Provided data:
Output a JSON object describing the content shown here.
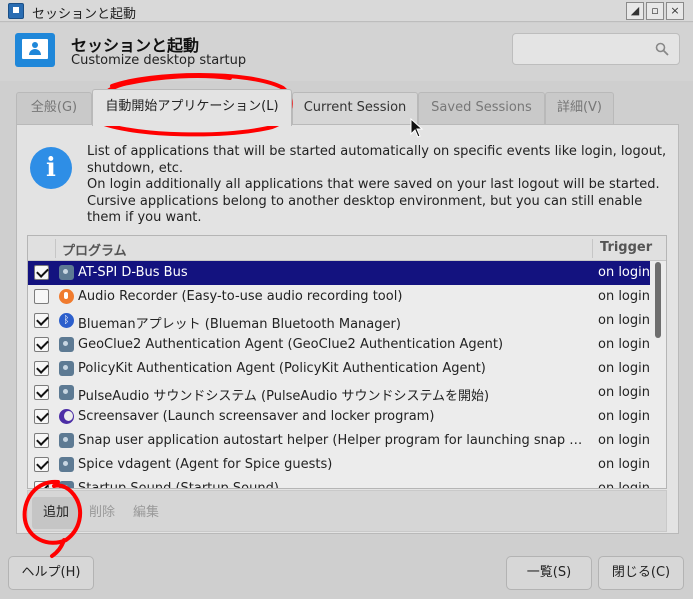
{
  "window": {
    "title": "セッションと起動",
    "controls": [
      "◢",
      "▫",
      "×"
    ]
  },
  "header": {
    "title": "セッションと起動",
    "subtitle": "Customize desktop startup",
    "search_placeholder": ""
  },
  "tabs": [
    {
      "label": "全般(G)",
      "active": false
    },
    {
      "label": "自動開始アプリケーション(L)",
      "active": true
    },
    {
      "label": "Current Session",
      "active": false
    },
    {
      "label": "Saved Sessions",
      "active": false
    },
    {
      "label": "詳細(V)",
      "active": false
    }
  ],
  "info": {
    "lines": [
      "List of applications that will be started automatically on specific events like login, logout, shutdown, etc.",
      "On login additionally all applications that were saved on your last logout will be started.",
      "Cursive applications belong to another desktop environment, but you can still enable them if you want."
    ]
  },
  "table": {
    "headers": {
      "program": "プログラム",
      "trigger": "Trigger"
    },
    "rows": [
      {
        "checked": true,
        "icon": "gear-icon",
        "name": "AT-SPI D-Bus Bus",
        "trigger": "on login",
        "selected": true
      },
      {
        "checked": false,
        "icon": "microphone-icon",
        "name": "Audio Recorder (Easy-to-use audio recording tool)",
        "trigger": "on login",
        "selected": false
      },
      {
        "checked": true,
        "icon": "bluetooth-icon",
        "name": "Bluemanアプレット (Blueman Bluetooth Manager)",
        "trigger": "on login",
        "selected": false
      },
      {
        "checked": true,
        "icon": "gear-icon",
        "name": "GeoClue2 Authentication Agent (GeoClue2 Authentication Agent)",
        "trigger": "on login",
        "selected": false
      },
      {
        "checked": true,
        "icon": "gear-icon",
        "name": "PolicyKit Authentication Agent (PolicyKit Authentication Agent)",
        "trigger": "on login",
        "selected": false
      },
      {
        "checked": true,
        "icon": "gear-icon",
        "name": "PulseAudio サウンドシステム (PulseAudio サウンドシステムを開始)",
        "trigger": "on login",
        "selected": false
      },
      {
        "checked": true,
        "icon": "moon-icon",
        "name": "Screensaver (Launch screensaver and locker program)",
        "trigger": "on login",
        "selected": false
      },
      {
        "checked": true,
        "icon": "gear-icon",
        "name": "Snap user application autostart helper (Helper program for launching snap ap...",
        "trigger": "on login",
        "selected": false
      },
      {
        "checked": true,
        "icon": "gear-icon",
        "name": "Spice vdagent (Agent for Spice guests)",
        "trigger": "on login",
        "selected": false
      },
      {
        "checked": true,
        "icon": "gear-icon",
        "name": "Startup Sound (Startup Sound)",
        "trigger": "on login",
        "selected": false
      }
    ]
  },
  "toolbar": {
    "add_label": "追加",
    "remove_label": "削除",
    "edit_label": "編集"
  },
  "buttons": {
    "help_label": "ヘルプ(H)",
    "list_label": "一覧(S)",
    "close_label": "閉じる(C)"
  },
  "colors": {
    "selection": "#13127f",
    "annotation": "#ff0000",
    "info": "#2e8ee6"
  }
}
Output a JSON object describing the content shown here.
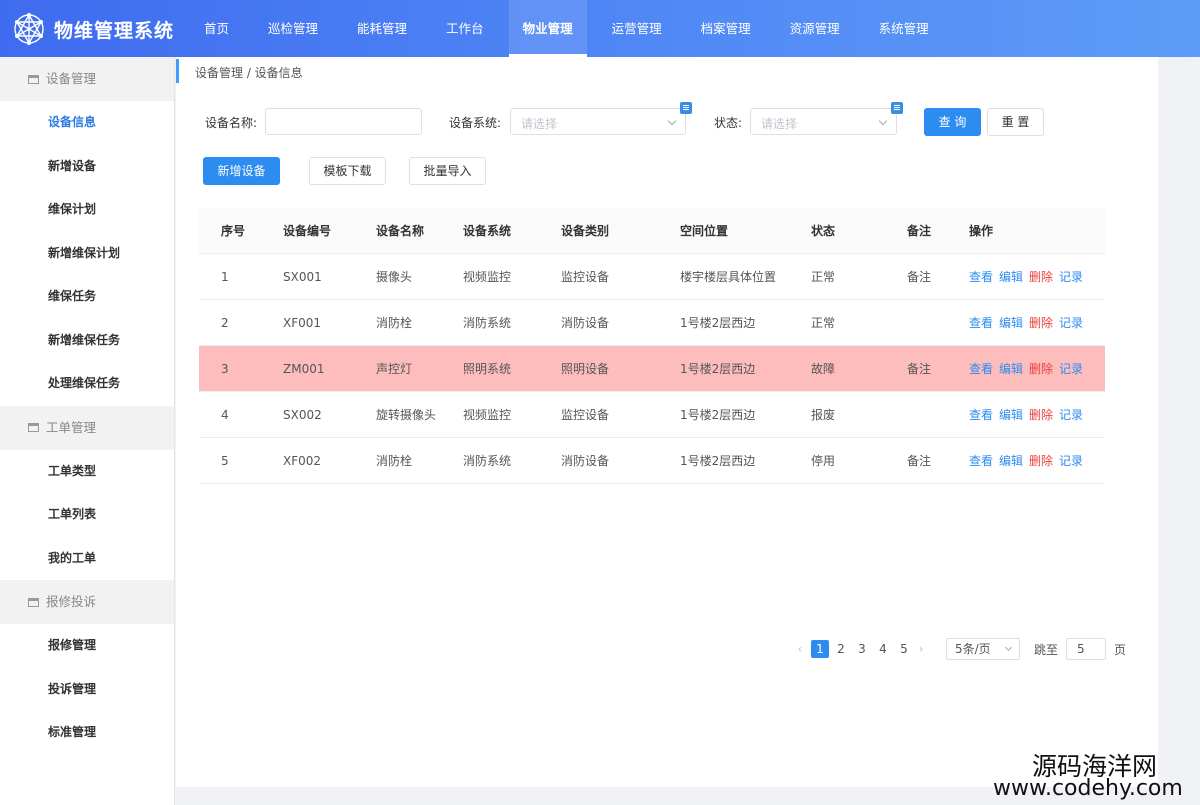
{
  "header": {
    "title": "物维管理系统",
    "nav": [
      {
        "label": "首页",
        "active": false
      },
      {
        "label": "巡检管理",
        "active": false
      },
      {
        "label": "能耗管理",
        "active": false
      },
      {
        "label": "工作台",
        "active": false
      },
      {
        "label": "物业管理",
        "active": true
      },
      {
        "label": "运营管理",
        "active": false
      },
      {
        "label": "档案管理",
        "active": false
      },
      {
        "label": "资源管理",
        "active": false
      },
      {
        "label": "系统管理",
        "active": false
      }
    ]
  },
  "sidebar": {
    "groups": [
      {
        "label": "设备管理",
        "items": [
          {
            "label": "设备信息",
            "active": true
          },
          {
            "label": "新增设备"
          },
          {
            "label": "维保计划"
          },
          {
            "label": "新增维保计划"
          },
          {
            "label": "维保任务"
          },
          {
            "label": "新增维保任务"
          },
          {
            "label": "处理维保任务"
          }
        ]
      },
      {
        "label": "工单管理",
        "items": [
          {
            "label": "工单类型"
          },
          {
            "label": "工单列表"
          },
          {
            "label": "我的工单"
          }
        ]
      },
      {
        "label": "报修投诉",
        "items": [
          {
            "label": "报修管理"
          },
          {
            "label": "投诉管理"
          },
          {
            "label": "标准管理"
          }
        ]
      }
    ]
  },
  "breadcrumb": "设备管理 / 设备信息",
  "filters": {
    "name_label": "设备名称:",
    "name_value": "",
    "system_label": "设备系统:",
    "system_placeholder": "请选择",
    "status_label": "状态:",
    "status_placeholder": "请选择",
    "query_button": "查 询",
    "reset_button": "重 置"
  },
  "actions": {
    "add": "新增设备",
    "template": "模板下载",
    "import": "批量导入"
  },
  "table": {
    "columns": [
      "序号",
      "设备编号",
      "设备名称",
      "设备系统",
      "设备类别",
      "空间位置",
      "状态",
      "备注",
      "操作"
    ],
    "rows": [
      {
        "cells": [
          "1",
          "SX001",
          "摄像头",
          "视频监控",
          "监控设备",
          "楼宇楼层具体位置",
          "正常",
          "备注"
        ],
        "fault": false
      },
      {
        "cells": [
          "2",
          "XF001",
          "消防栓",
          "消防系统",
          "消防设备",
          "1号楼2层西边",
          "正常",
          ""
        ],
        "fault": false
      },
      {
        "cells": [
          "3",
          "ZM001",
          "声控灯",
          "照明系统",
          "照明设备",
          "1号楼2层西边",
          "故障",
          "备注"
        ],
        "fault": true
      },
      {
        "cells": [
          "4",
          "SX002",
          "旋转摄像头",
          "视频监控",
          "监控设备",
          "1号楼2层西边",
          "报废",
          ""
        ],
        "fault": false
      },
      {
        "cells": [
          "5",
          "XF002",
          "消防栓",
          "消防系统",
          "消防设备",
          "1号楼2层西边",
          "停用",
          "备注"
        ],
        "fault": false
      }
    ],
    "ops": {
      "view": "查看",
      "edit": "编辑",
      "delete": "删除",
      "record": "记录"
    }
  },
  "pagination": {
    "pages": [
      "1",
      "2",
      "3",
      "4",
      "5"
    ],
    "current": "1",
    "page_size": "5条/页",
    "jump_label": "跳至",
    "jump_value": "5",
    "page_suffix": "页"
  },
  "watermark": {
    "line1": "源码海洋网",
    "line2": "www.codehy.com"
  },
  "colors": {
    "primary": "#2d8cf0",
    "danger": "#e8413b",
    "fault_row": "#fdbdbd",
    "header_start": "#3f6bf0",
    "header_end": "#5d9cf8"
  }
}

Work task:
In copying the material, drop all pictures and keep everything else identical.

Expected answer:
Output a JSON object describing the content shown here.
{
  "window": {
    "title": "セッションと起動",
    "controls": [
      "◢",
      "▫",
      "×"
    ]
  },
  "header": {
    "title": "セッションと起動",
    "subtitle": "Customize desktop startup",
    "search_placeholder": ""
  },
  "tabs": [
    {
      "label": "全般(G)",
      "active": false
    },
    {
      "label": "自動開始アプリケーション(L)",
      "active": true
    },
    {
      "label": "Current Session",
      "active": false
    },
    {
      "label": "Saved Sessions",
      "active": false
    },
    {
      "label": "詳細(V)",
      "active": false
    }
  ],
  "info": {
    "lines": [
      "List of applications that will be started automatically on specific events like login, logout, shutdown, etc.",
      "On login additionally all applications that were saved on your last logout will be started.",
      "Cursive applications belong to another desktop environment, but you can still enable them if you want."
    ]
  },
  "table": {
    "headers": {
      "program": "プログラム",
      "trigger": "Trigger"
    },
    "rows": [
      {
        "checked": true,
        "icon": "gear-icon",
        "name": "AT-SPI D-Bus Bus",
        "trigger": "on login",
        "selected": true
      },
      {
        "checked": false,
        "icon": "microphone-icon",
        "name": "Audio Recorder (Easy-to-use audio recording tool)",
        "trigger": "on login",
        "selected": false
      },
      {
        "checked": true,
        "icon": "bluetooth-icon",
        "name": "Bluemanアプレット (Blueman Bluetooth Manager)",
        "trigger": "on login",
        "selected": false
      },
      {
        "checked": true,
        "icon": "gear-icon",
        "name": "GeoClue2 Authentication Agent (GeoClue2 Authentication Agent)",
        "trigger": "on login",
        "selected": false
      },
      {
        "checked": true,
        "icon": "gear-icon",
        "name": "PolicyKit Authentication Agent (PolicyKit Authentication Agent)",
        "trigger": "on login",
        "selected": false
      },
      {
        "checked": true,
        "icon": "gear-icon",
        "name": "PulseAudio サウンドシステム (PulseAudio サウンドシステムを開始)",
        "trigger": "on login",
        "selected": false
      },
      {
        "checked": true,
        "icon": "moon-icon",
        "name": "Screensaver (Launch screensaver and locker program)",
        "trigger": "on login",
        "selected": false
      },
      {
        "checked": true,
        "icon": "gear-icon",
        "name": "Snap user application autostart helper (Helper program for launching snap ap...",
        "trigger": "on login",
        "selected": false
      },
      {
        "checked": true,
        "icon": "gear-icon",
        "name": "Spice vdagent (Agent for Spice guests)",
        "trigger": "on login",
        "selected": false
      },
      {
        "checked": true,
        "icon": "gear-icon",
        "name": "Startup Sound (Startup Sound)",
        "trigger": "on login",
        "selected": false
      }
    ]
  },
  "toolbar": {
    "add_label": "追加",
    "remove_label": "削除",
    "edit_label": "編集"
  },
  "buttons": {
    "help_label": "ヘルプ(H)",
    "list_label": "一覧(S)",
    "close_label": "閉じる(C)"
  },
  "colors": {
    "selection": "#13127f",
    "annotation": "#ff0000",
    "info": "#2e8ee6"
  }
}
Output a JSON object describing the content shown here.
{
  "header": {
    "title": "物维管理系统",
    "nav": [
      {
        "label": "首页",
        "active": false
      },
      {
        "label": "巡检管理",
        "active": false
      },
      {
        "label": "能耗管理",
        "active": false
      },
      {
        "label": "工作台",
        "active": false
      },
      {
        "label": "物业管理",
        "active": true
      },
      {
        "label": "运营管理",
        "active": false
      },
      {
        "label": "档案管理",
        "active": false
      },
      {
        "label": "资源管理",
        "active": false
      },
      {
        "label": "系统管理",
        "active": false
      }
    ]
  },
  "sidebar": {
    "groups": [
      {
        "label": "设备管理",
        "items": [
          {
            "label": "设备信息",
            "active": true
          },
          {
            "label": "新增设备"
          },
          {
            "label": "维保计划"
          },
          {
            "label": "新增维保计划"
          },
          {
            "label": "维保任务"
          },
          {
            "label": "新增维保任务"
          },
          {
            "label": "处理维保任务"
          }
        ]
      },
      {
        "label": "工单管理",
        "items": [
          {
            "label": "工单类型"
          },
          {
            "label": "工单列表"
          },
          {
            "label": "我的工单"
          }
        ]
      },
      {
        "label": "报修投诉",
        "items": [
          {
            "label": "报修管理"
          },
          {
            "label": "投诉管理"
          },
          {
            "label": "标准管理"
          }
        ]
      }
    ]
  },
  "breadcrumb": "设备管理 / 设备信息",
  "filters": {
    "name_label": "设备名称:",
    "name_value": "",
    "system_label": "设备系统:",
    "system_placeholder": "请选择",
    "status_label": "状态:",
    "status_placeholder": "请选择",
    "query_button": "查 询",
    "reset_button": "重 置"
  },
  "actions": {
    "add": "新增设备",
    "template": "模板下载",
    "import": "批量导入"
  },
  "table": {
    "columns": [
      "序号",
      "设备编号",
      "设备名称",
      "设备系统",
      "设备类别",
      "空间位置",
      "状态",
      "备注",
      "操作"
    ],
    "rows": [
      {
        "cells": [
          "1",
          "SX001",
          "摄像头",
          "视频监控",
          "监控设备",
          "楼宇楼层具体位置",
          "正常",
          "备注"
        ],
        "fault": false
      },
      {
        "cells": [
          "2",
          "XF001",
          "消防栓",
          "消防系统",
          "消防设备",
          "1号楼2层西边",
          "正常",
          ""
        ],
        "fault": false
      },
      {
        "cells": [
          "3",
          "ZM001",
          "声控灯",
          "照明系统",
          "照明设备",
          "1号楼2层西边",
          "故障",
          "备注"
        ],
        "fault": true
      },
      {
        "cells": [
          "4",
          "SX002",
          "旋转摄像头",
          "视频监控",
          "监控设备",
          "1号楼2层西边",
          "报废",
          ""
        ],
        "fault": false
      },
      {
        "cells": [
          "5",
          "XF002",
          "消防栓",
          "消防系统",
          "消防设备",
          "1号楼2层西边",
          "停用",
          "备注"
        ],
        "fault": false
      }
    ],
    "ops": {
      "view": "查看",
      "edit": "编辑",
      "delete": "删除",
      "record": "记录"
    }
  },
  "pagination": {
    "pages": [
      "1",
      "2",
      "3",
      "4",
      "5"
    ],
    "current": "1",
    "page_size": "5条/页",
    "jump_label": "跳至",
    "jump_value": "5",
    "page_suffix": "页"
  },
  "watermark": {
    "line1": "源码海洋网",
    "line2": "www.codehy.com"
  },
  "colors": {
    "primary": "#2d8cf0",
    "danger": "#e8413b",
    "fault_row": "#fdbdbd",
    "header_start": "#3f6bf0",
    "header_end": "#5d9cf8"
  }
}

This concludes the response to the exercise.